EXERCISE DESCRIPTION - Each entry is to be given again word for word; images are dropped.

DATASET CONTENT -
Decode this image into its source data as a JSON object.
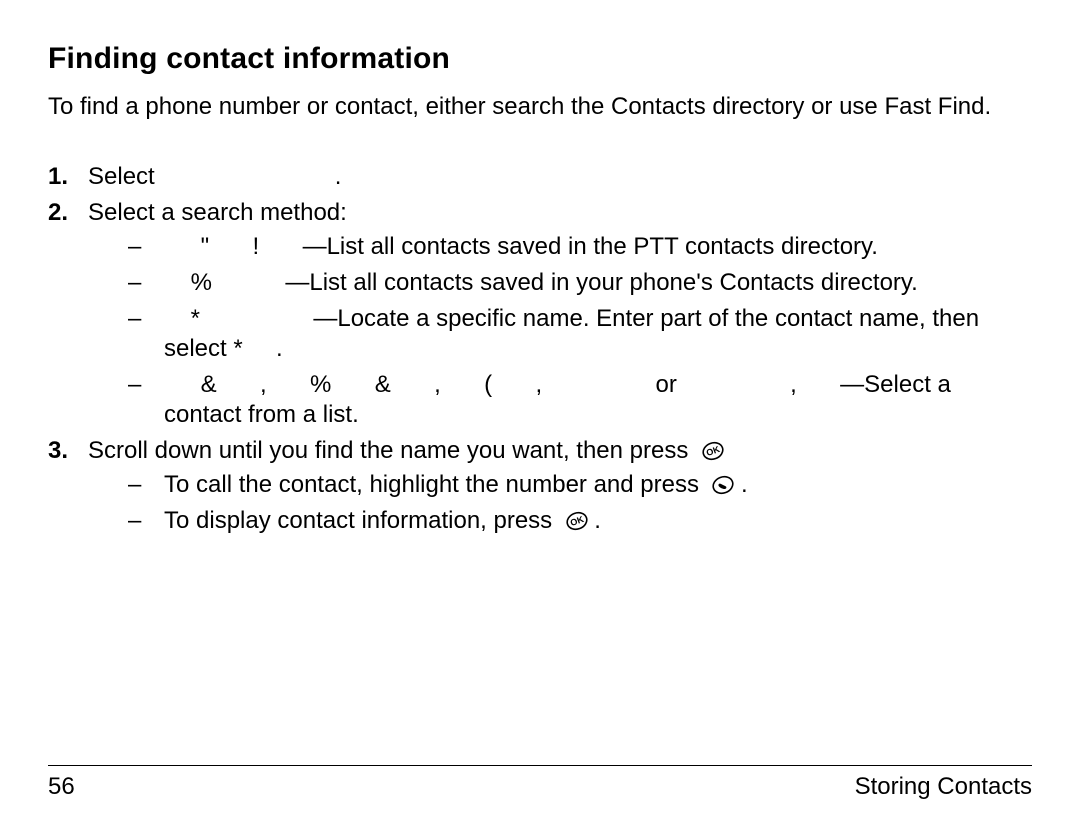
{
  "title": "Finding contact information",
  "intro": "To find a phone number or contact, either search the Contacts directory or use Fast Find.",
  "steps": {
    "s1_num": "1.",
    "s1_a": "Select",
    "s1_b": ".",
    "s2_num": "2.",
    "s2": "Select a search method:",
    "s2a_sym1": "\"",
    "s2a_sym2": "!",
    "s2a": "—List all contacts saved in the PTT contacts directory.",
    "s2b_sym": "%",
    "s2b": "—List all contacts saved in your phone's Contacts directory.",
    "s2c_sym": "*",
    "s2c_a": "—Locate a specific name. Enter part of the contact name, then select *",
    "s2c_b": ".",
    "s2d_sym1": "&",
    "s2d_sym2": ",",
    "s2d_sym3": "%",
    "s2d_sym4": "&",
    "s2d_sym5": ",",
    "s2d_sym6": "(",
    "s2d_sym7": ",",
    "s2d_or": "or",
    "s2d_sym8": ",",
    "s2d_tail": "—Select a contact from a list.",
    "s3_num": "3.",
    "s3": "Scroll down until you find the name you want, then press",
    "s3a_a": "To call the contact, highlight the number and press",
    "s3a_b": ".",
    "s3b_a": "To display contact information, press",
    "s3b_b": "."
  },
  "footer": {
    "page": "56",
    "section": "Storing Contacts"
  },
  "icons": {
    "ok": "ok-icon",
    "call": "call-icon"
  }
}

WRITTEN REPLY -
Decode this image into its source data as a JSON object.
{
  "title": "Finding contact information",
  "intro": "To find a phone number or contact, either search the Contacts directory or use Fast Find.",
  "steps": {
    "s1_num": "1.",
    "s1_a": "Select",
    "s1_b": ".",
    "s2_num": "2.",
    "s2": "Select a search method:",
    "s2a_sym1": "\"",
    "s2a_sym2": "!",
    "s2a": "—List all contacts saved in the PTT contacts directory.",
    "s2b_sym": "%",
    "s2b": "—List all contacts saved in your phone's Contacts directory.",
    "s2c_sym": "*",
    "s2c_a": "—Locate a specific name. Enter part of the contact name, then select *",
    "s2c_b": ".",
    "s2d_sym1": "&",
    "s2d_sym2": ",",
    "s2d_sym3": "%",
    "s2d_sym4": "&",
    "s2d_sym5": ",",
    "s2d_sym6": "(",
    "s2d_sym7": ",",
    "s2d_or": "or",
    "s2d_sym8": ",",
    "s2d_tail": "—Select a contact from a list.",
    "s3_num": "3.",
    "s3": "Scroll down until you find the name you want, then press",
    "s3a_a": "To call the contact, highlight the number and press",
    "s3a_b": ".",
    "s3b_a": "To display contact information, press",
    "s3b_b": "."
  },
  "footer": {
    "page": "56",
    "section": "Storing Contacts"
  },
  "icons": {
    "ok": "ok-icon",
    "call": "call-icon"
  }
}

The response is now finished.